Data extract:
^^^^^^^^

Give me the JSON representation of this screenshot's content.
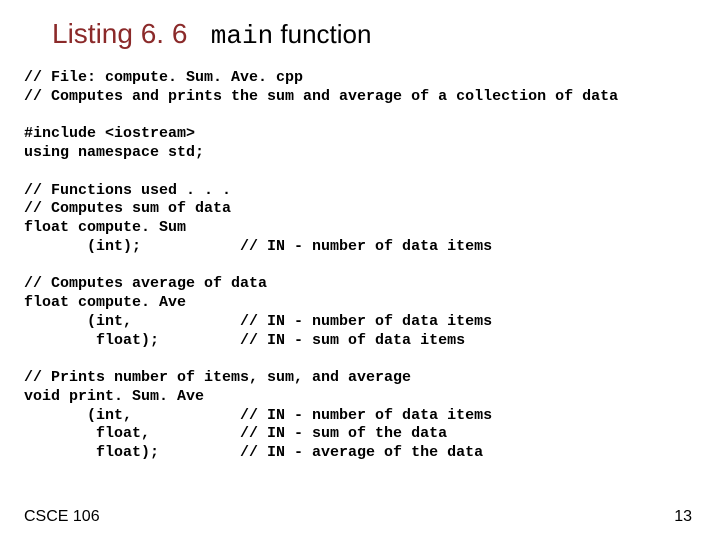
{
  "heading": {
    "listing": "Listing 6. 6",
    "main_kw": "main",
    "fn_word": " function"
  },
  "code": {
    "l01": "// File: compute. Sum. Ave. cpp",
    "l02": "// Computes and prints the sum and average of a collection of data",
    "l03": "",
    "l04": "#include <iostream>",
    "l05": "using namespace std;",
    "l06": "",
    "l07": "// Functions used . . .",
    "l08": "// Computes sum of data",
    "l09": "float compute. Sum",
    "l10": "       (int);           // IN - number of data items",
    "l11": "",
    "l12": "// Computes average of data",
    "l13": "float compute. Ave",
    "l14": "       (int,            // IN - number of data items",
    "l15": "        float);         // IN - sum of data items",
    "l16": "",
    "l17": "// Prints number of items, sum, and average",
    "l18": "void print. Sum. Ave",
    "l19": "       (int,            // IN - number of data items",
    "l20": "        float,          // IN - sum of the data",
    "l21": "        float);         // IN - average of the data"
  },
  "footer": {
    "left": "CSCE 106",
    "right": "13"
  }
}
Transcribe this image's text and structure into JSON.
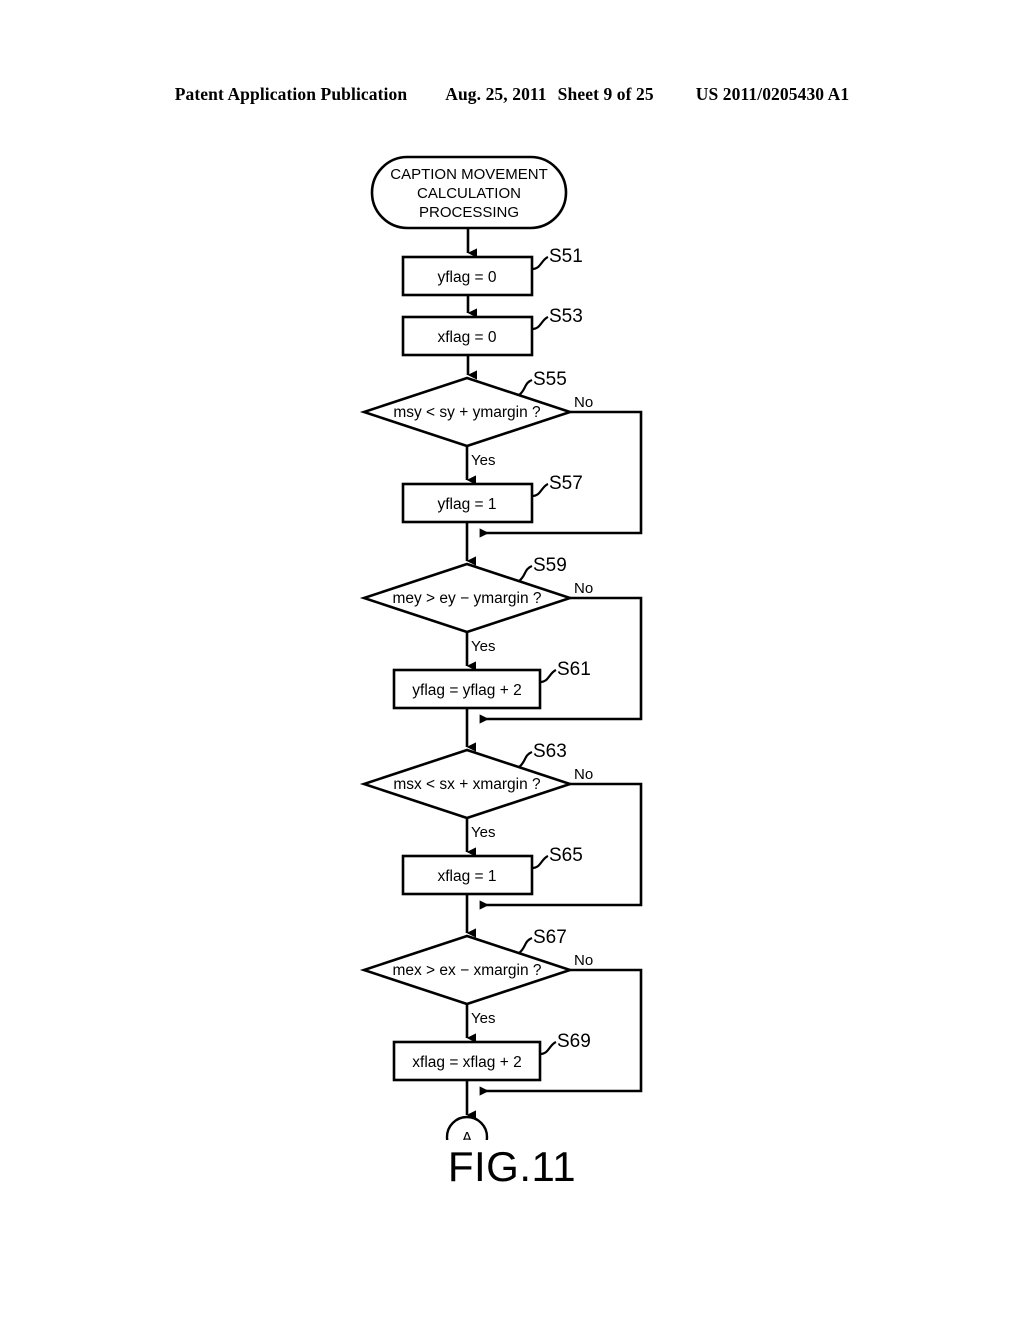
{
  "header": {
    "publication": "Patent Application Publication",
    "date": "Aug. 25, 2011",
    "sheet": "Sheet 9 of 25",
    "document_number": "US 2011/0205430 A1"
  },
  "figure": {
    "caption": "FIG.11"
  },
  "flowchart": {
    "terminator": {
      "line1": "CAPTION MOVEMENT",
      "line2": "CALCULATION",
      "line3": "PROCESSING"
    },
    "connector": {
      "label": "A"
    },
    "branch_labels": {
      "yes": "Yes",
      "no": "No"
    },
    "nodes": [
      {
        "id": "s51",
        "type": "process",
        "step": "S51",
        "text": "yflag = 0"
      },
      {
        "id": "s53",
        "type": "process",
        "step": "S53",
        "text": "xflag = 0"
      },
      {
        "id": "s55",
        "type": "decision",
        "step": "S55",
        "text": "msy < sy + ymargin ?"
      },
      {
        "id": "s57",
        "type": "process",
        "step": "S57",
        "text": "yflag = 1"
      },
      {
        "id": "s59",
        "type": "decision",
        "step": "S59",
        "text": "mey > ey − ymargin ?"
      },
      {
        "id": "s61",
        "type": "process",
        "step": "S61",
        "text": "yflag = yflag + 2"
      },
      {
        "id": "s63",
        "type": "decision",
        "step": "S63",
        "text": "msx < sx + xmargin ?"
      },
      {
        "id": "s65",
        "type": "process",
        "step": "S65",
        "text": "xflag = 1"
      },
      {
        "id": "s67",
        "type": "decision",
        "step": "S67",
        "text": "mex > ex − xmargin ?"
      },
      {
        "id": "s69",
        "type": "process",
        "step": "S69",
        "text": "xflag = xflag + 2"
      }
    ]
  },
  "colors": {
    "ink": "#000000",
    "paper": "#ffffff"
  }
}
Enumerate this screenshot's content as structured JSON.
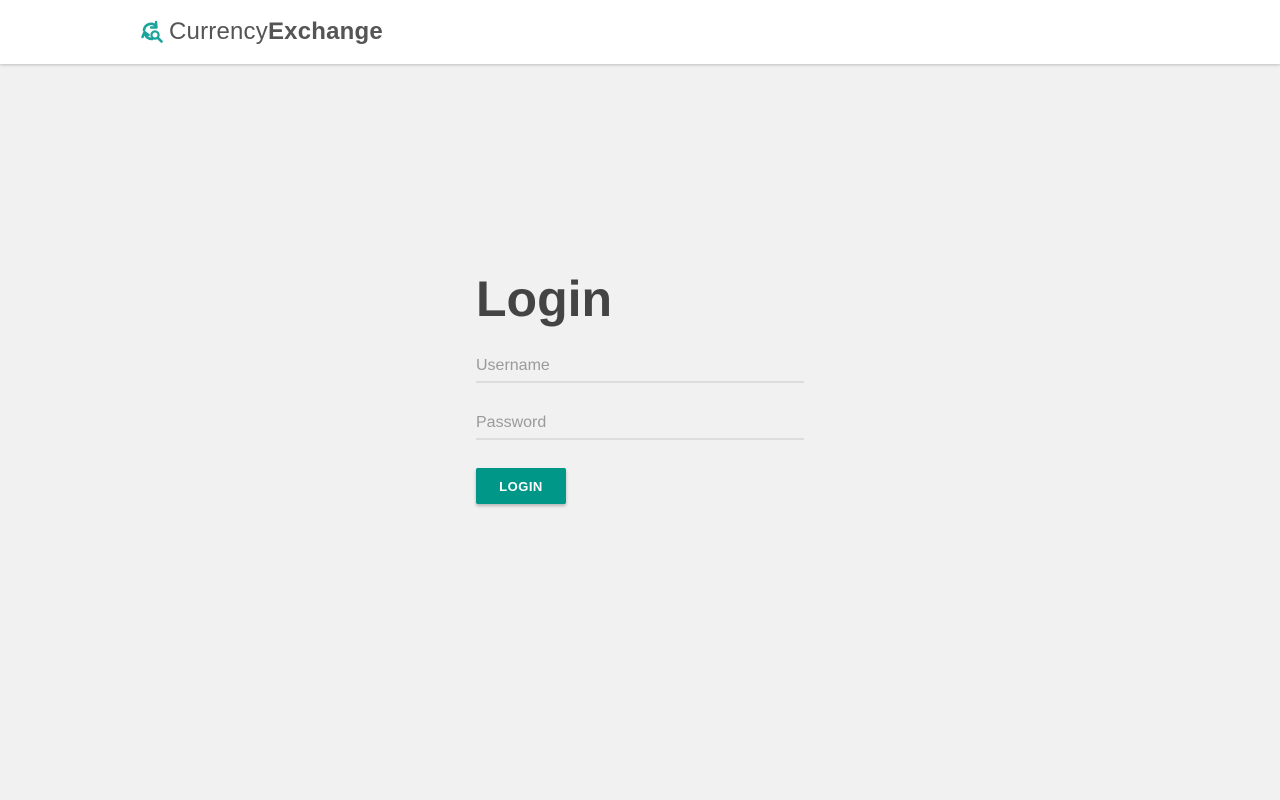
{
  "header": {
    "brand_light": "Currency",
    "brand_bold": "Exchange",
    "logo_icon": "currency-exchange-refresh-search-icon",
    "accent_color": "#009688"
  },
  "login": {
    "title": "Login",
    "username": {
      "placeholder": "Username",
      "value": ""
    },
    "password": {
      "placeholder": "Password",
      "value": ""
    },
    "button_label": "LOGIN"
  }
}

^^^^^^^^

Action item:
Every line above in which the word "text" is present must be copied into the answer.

Solved exercise:
Transcribe this image's text and structure into JSON.
        "text": "yflag = 0"
        "text": "xflag = 0"
        "text": "msy < sy + ymargin ?"
        "text": "yflag = 1"
        "text": "mey > ey − ymargin ?"
        "text": "yflag = yflag + 2"
        "text": "msx < sx + xmargin ?"
        "text": "xflag = 1"
        "text": "mex > ex − xmargin ?"
        "text": "xflag = xflag + 2"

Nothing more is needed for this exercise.